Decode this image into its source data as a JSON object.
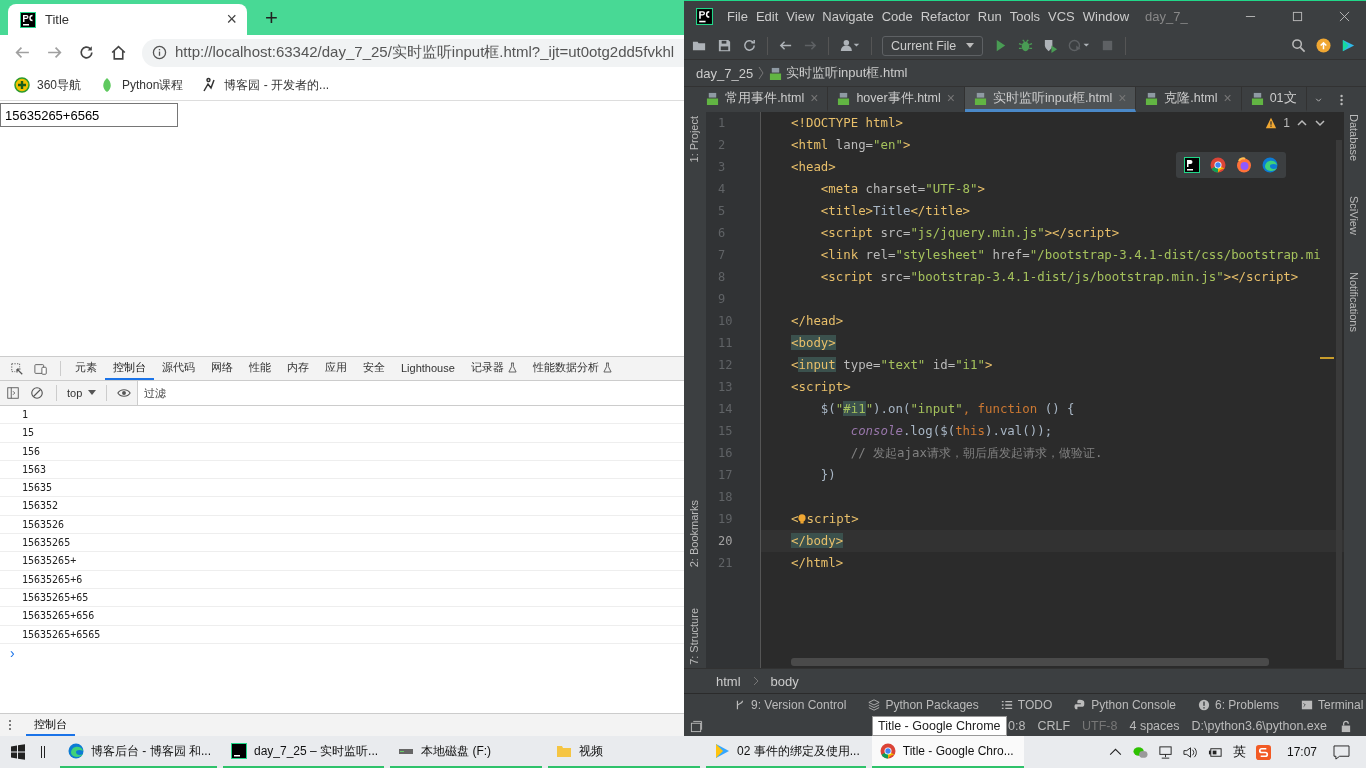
{
  "browser": {
    "tab": {
      "title": "Title",
      "close": "×"
    },
    "new_tab": "+",
    "url": "http://localhost:63342/day_7_25/实时监听input框.html?_ijt=ut0otg2dd5fvkhl",
    "bookmarks": [
      {
        "label": "360导航",
        "kind": "plus"
      },
      {
        "label": "Python课程",
        "kind": "leaf"
      },
      {
        "label": "博客园 - 开发者的...",
        "kind": "runner"
      }
    ],
    "page_input": {
      "value": "15635265+6565"
    },
    "devtools": {
      "tabs": [
        {
          "label": "元素",
          "selected": false
        },
        {
          "label": "控制台",
          "selected": true
        },
        {
          "label": "源代码",
          "selected": false
        },
        {
          "label": "网络",
          "selected": false
        },
        {
          "label": "性能",
          "selected": false
        },
        {
          "label": "内存",
          "selected": false
        },
        {
          "label": "应用",
          "selected": false
        },
        {
          "label": "安全",
          "selected": false
        },
        {
          "label": "Lighthouse",
          "selected": false
        },
        {
          "label": "记录器",
          "selected": false,
          "flask": true
        },
        {
          "label": "性能数据分析",
          "selected": false,
          "flask": true
        }
      ],
      "context": "top",
      "filter": {
        "placeholder": "过滤"
      },
      "logs": [
        "1",
        "15",
        "156",
        "1563",
        "15635",
        "156352",
        "1563526",
        "15635265",
        "15635265+",
        "15635265+6",
        "15635265+65",
        "15635265+656",
        "15635265+6565"
      ],
      "prompt": "›",
      "drawer_tab": {
        "label": "控制台",
        "selected": true
      }
    }
  },
  "ide": {
    "menu": [
      "File",
      "Edit",
      "View",
      "Navigate",
      "Code",
      "Refactor",
      "Run",
      "Tools",
      "VCS",
      "Window"
    ],
    "project_title": "day_7_",
    "run_config": "Current File",
    "breadcrumb": [
      "day_7_25",
      "实时监听input框.html"
    ],
    "tabs": [
      {
        "label": "常用事件.html",
        "selected": false,
        "close": "×"
      },
      {
        "label": "hover事件.html",
        "selected": false,
        "close": "×"
      },
      {
        "label": "实时监听input框.html",
        "selected": true,
        "close": "×"
      },
      {
        "label": "克隆.html",
        "selected": false,
        "close": "×"
      },
      {
        "label": "01文",
        "selected": false
      }
    ],
    "left_tools": [
      "1: Project",
      "2: Bookmarks",
      "7: Structure"
    ],
    "right_tools": [
      "Database",
      "SciView",
      "Notifications"
    ],
    "warnings": "1",
    "lines": [
      {
        "n": "1",
        "current": false,
        "tokens": [
          {
            "t": "<!DOCTYPE html>",
            "kind": "tag"
          }
        ]
      },
      {
        "n": "2",
        "current": false,
        "tokens": [
          {
            "t": "<html",
            "kind": "tag"
          },
          {
            "t": " lang=",
            "kind": "attr"
          },
          {
            "t": "\"en\"",
            "kind": "str"
          },
          {
            "t": ">",
            "kind": "tag"
          }
        ]
      },
      {
        "n": "3",
        "current": false,
        "tokens": [
          {
            "t": "<head>",
            "kind": "tag"
          }
        ]
      },
      {
        "n": "4",
        "current": false,
        "tokens": [
          {
            "t": "    <meta",
            "kind": "tag"
          },
          {
            "t": " charset=",
            "kind": "attr"
          },
          {
            "t": "\"UTF-8\"",
            "kind": "str"
          },
          {
            "t": ">",
            "kind": "tag"
          }
        ]
      },
      {
        "n": "5",
        "current": false,
        "tokens": [
          {
            "t": "    <title>",
            "kind": "tag"
          },
          {
            "t": "Title",
            "kind": "plain"
          },
          {
            "t": "</title>",
            "kind": "tag"
          }
        ]
      },
      {
        "n": "6",
        "current": false,
        "tokens": [
          {
            "t": "    <script",
            "kind": "tag"
          },
          {
            "t": " src=",
            "kind": "attr"
          },
          {
            "t": "\"js/jquery.min.js\"",
            "kind": "str"
          },
          {
            "t": "></script>",
            "kind": "tag"
          }
        ]
      },
      {
        "n": "7",
        "current": false,
        "tokens": [
          {
            "t": "    <link",
            "kind": "tag"
          },
          {
            "t": " rel=",
            "kind": "attr"
          },
          {
            "t": "\"stylesheet\"",
            "kind": "str"
          },
          {
            "t": " href=",
            "kind": "attr"
          },
          {
            "t": "\"/bootstrap-3.4.1-dist/css/bootstrap.mi",
            "kind": "str"
          }
        ]
      },
      {
        "n": "8",
        "current": false,
        "tokens": [
          {
            "t": "    <script",
            "kind": "tag"
          },
          {
            "t": " src=",
            "kind": "attr"
          },
          {
            "t": "\"bootstrap-3.4.1-dist/js/bootstrap.min.js\"",
            "kind": "str"
          },
          {
            "t": "></script>",
            "kind": "tag"
          }
        ]
      },
      {
        "n": "9",
        "current": false
      },
      {
        "n": "10",
        "current": false,
        "tokens": [
          {
            "t": "</head>",
            "kind": "tag"
          }
        ]
      },
      {
        "n": "11",
        "current": false,
        "tokens": [
          {
            "t": "<body>",
            "kind": "taghl"
          }
        ]
      },
      {
        "n": "12",
        "current": false,
        "tokens": [
          {
            "t": "<",
            "kind": "tag"
          },
          {
            "t": "input",
            "kind": "taghl"
          },
          {
            "t": " type=",
            "kind": "attr"
          },
          {
            "t": "\"text\"",
            "kind": "str"
          },
          {
            "t": " id=",
            "kind": "attr"
          },
          {
            "t": "\"i1\"",
            "kind": "str"
          },
          {
            "t": ">",
            "kind": "tag"
          }
        ]
      },
      {
        "n": "13",
        "current": false,
        "tokens": [
          {
            "t": "<script>",
            "kind": "tag"
          }
        ]
      },
      {
        "n": "14",
        "current": false,
        "tokens": [
          {
            "t": "    $(",
            "kind": "plain"
          },
          {
            "t": "\"",
            "kind": "str"
          },
          {
            "t": "#i1",
            "kind": "strhl"
          },
          {
            "t": "\"",
            "kind": "str"
          },
          {
            "t": ").on(",
            "kind": "plain"
          },
          {
            "t": "\"input\"",
            "kind": "str"
          },
          {
            "t": ", function",
            "kind": "kw"
          },
          {
            "t": " () {",
            "kind": "plain"
          }
        ]
      },
      {
        "n": "15",
        "current": false,
        "tokens": [
          {
            "t": "        console",
            "kind": "ital"
          },
          {
            "t": ".log($(",
            "kind": "plain"
          },
          {
            "t": "this",
            "kind": "kw"
          },
          {
            "t": ").val());",
            "kind": "plain"
          }
        ]
      },
      {
        "n": "16",
        "current": false,
        "tokens": [
          {
            "t": "        // 发起ajax请求，朝后盾发起请求，做验证.",
            "kind": "comment"
          }
        ]
      },
      {
        "n": "17",
        "current": false,
        "tokens": [
          {
            "t": "    })",
            "kind": "plain"
          }
        ]
      },
      {
        "n": "18",
        "current": false
      },
      {
        "n": "19",
        "current": false,
        "tokens": [
          {
            "t": "<",
            "kind": "tag"
          },
          {
            "kind": "bulb"
          },
          {
            "t": "script>",
            "kind": "tag"
          }
        ]
      },
      {
        "n": "20",
        "current": true,
        "tokens": [
          {
            "t": "</body>",
            "kind": "taghl"
          }
        ]
      },
      {
        "n": "21",
        "current": false,
        "tokens": [
          {
            "t": "</html>",
            "kind": "tag"
          }
        ]
      }
    ],
    "path": [
      "html",
      "body"
    ],
    "tool_windows": [
      {
        "label": "9: Version Control",
        "kind": "branch"
      },
      {
        "label": "Python Packages",
        "kind": "layers"
      },
      {
        "label": "TODO",
        "kind": "list"
      },
      {
        "label": "Python Console",
        "kind": "python"
      },
      {
        "label": "6: Problems",
        "kind": "alert"
      },
      {
        "label": "Terminal",
        "kind": "terminal"
      }
    ],
    "status": [
      {
        "label": "0:8",
        "dim": false
      },
      {
        "label": "CRLF",
        "dim": false
      },
      {
        "label": "UTF-8",
        "dim": true
      },
      {
        "label": "4 spaces",
        "dim": false
      },
      {
        "label": "D:\\python3.6\\python.exe",
        "dim": false
      }
    ],
    "tooltip": "Title - Google Chrome"
  },
  "taskbar": {
    "items": [
      {
        "label": "博客后台 - 博客园 和...",
        "kind": "edge",
        "selected": false
      },
      {
        "label": "day_7_25 – 实时监听...",
        "kind": "pycharm",
        "selected": false
      },
      {
        "label": "本地磁盘 (F:)",
        "kind": "drive",
        "selected": false
      },
      {
        "label": "视频",
        "kind": "folder",
        "selected": false
      },
      {
        "label": "02 事件的绑定及使用...",
        "kind": "player",
        "selected": false
      },
      {
        "label": "Title - Google Chro...",
        "kind": "chrome",
        "selected": true
      }
    ],
    "ime": "英",
    "time": "17:07"
  }
}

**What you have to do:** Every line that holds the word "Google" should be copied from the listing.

**Reply to the task:**
    "tooltip": "Title - Google Chrome"
        "label": "Title - Google Chro...",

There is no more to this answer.